─── DATASET ENTRIES ───

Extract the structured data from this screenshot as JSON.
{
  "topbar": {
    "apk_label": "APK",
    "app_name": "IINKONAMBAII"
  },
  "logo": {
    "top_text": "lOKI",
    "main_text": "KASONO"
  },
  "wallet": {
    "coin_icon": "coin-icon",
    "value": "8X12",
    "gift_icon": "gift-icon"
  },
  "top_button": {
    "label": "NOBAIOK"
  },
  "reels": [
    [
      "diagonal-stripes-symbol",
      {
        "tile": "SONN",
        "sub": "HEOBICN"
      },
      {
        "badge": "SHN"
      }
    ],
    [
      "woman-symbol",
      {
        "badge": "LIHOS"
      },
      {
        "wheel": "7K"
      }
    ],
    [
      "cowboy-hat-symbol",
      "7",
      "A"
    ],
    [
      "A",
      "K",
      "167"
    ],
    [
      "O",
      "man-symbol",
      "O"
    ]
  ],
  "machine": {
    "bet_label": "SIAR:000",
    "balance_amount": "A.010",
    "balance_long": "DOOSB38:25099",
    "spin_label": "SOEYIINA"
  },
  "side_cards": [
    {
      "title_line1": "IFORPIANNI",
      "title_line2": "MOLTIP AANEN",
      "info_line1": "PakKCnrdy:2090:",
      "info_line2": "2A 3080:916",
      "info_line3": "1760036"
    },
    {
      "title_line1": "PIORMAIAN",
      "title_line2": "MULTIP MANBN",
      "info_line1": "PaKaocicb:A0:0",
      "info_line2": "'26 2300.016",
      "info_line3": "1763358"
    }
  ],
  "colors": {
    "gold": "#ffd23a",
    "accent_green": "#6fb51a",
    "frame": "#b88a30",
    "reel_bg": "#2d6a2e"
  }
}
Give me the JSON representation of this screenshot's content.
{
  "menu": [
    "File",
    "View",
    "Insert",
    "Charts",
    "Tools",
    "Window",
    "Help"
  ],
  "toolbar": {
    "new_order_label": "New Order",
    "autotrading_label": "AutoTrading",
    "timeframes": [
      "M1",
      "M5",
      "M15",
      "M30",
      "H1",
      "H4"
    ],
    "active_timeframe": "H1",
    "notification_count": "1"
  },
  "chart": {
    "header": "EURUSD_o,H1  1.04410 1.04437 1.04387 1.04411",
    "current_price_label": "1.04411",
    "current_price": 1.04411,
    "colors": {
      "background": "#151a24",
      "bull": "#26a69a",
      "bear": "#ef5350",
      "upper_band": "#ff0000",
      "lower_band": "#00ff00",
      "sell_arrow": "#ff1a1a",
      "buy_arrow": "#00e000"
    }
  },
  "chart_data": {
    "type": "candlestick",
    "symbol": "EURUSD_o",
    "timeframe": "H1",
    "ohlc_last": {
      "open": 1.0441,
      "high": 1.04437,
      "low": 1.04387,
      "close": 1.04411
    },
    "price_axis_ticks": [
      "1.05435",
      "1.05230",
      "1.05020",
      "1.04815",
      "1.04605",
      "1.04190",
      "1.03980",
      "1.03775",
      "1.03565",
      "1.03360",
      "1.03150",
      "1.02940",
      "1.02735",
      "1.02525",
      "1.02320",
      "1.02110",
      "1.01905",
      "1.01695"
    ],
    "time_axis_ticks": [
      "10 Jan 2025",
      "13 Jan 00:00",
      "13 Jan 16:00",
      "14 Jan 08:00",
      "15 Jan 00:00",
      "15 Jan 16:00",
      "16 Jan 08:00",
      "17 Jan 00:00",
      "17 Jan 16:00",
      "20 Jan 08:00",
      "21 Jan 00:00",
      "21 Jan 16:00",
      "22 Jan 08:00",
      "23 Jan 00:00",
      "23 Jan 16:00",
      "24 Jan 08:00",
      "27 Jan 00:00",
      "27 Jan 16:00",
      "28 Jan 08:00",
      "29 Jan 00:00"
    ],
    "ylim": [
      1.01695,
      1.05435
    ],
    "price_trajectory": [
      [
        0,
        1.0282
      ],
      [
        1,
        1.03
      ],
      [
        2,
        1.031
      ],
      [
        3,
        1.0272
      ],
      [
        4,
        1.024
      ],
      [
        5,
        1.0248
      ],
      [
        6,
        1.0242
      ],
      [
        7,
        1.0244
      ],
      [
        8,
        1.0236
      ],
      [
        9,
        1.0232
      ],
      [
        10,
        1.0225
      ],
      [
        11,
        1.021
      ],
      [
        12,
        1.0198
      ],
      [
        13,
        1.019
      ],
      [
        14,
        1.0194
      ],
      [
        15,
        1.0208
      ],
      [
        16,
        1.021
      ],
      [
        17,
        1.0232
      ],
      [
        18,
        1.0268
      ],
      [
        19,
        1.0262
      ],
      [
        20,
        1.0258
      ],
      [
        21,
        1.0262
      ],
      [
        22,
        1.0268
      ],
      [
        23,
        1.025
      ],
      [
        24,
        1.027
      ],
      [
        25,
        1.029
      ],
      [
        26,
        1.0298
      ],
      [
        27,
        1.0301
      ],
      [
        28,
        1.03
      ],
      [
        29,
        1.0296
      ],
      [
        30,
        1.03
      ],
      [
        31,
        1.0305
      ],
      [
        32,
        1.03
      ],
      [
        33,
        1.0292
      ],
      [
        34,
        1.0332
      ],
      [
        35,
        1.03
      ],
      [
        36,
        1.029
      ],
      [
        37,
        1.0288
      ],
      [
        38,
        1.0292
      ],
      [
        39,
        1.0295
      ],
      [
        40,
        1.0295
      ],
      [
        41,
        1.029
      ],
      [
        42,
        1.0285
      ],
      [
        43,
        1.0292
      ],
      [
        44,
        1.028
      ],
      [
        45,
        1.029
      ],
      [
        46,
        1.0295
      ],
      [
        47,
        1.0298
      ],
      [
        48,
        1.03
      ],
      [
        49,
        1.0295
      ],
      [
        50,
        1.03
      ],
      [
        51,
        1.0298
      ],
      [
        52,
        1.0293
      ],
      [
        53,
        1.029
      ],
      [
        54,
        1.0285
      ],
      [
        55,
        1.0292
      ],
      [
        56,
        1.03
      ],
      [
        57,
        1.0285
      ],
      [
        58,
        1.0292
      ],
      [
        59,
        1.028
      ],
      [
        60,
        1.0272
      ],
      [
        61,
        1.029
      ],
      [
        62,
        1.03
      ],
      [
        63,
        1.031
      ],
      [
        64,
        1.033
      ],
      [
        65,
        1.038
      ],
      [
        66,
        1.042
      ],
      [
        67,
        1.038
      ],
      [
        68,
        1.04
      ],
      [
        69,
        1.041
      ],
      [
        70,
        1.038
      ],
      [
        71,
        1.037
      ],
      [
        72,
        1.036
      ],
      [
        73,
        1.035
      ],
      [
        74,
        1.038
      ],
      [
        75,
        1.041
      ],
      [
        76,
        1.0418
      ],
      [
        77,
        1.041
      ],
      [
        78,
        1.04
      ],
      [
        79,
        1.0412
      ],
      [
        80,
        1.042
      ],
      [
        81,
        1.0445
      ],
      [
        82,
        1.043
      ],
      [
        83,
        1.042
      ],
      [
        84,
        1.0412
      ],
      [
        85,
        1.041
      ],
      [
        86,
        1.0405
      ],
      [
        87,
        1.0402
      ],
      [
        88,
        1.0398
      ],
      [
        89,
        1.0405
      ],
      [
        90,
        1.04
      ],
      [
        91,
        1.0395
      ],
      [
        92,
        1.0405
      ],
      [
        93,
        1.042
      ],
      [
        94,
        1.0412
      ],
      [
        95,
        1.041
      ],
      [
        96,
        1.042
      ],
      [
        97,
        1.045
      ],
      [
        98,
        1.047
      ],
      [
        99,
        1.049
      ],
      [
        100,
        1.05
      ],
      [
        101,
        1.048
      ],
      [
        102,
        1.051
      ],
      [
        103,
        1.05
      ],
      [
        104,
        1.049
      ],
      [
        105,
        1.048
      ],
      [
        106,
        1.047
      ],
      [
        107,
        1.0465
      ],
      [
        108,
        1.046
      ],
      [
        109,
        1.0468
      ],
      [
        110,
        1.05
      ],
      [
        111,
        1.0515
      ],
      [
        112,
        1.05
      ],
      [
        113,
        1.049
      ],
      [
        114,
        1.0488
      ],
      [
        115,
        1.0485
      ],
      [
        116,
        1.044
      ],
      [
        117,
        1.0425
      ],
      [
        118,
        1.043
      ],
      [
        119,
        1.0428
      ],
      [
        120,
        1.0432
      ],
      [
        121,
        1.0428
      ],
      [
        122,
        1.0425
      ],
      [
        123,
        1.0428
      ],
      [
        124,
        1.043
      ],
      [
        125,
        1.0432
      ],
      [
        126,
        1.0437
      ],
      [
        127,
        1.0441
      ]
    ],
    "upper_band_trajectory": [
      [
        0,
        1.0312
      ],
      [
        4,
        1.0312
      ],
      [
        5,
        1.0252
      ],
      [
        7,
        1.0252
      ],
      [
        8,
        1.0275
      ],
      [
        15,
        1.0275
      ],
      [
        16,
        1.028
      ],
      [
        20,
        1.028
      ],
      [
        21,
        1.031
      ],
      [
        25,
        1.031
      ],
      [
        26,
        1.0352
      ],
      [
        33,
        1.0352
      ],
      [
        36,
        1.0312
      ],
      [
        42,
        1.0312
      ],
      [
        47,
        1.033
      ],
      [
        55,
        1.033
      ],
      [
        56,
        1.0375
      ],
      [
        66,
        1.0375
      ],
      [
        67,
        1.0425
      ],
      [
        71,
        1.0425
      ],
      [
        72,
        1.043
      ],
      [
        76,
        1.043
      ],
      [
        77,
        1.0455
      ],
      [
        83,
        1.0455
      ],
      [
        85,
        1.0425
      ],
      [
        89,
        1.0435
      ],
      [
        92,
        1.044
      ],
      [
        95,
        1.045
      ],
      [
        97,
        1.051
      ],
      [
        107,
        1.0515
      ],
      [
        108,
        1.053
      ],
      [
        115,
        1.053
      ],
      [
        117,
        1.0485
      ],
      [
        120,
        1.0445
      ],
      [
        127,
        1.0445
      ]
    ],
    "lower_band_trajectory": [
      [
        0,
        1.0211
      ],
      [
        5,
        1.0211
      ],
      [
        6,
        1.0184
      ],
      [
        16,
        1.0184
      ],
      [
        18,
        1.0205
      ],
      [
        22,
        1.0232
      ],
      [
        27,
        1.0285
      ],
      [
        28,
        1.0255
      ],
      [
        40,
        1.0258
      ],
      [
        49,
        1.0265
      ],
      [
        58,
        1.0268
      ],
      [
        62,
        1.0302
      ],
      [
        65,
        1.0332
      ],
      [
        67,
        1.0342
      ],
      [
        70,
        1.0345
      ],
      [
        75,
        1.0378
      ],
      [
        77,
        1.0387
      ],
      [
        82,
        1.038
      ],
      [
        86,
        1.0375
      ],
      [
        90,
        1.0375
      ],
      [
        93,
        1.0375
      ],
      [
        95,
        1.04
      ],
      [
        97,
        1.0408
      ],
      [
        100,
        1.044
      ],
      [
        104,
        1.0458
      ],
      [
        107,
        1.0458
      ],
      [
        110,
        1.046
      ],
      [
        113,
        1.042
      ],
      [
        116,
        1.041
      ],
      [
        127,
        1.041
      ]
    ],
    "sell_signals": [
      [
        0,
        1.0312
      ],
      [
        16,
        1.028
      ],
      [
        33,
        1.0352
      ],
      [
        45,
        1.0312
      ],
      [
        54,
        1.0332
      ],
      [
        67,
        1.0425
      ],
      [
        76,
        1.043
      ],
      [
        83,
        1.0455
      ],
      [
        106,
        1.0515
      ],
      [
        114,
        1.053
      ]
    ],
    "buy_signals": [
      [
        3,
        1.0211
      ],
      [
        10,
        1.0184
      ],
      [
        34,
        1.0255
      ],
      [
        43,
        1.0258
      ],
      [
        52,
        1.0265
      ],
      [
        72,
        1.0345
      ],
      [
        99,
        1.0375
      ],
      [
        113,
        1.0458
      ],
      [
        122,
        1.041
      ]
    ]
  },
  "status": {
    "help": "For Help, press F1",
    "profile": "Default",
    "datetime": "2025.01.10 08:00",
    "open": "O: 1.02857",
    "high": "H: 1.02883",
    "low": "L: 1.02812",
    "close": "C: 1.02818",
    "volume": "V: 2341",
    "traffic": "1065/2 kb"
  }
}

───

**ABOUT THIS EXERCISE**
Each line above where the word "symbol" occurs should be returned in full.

**ANSWER AREA**
      "diagonal-stripes-symbol",
      "woman-symbol",
      "cowboy-hat-symbol",
      "man-symbol",
    "symbol": "EURUSD_o",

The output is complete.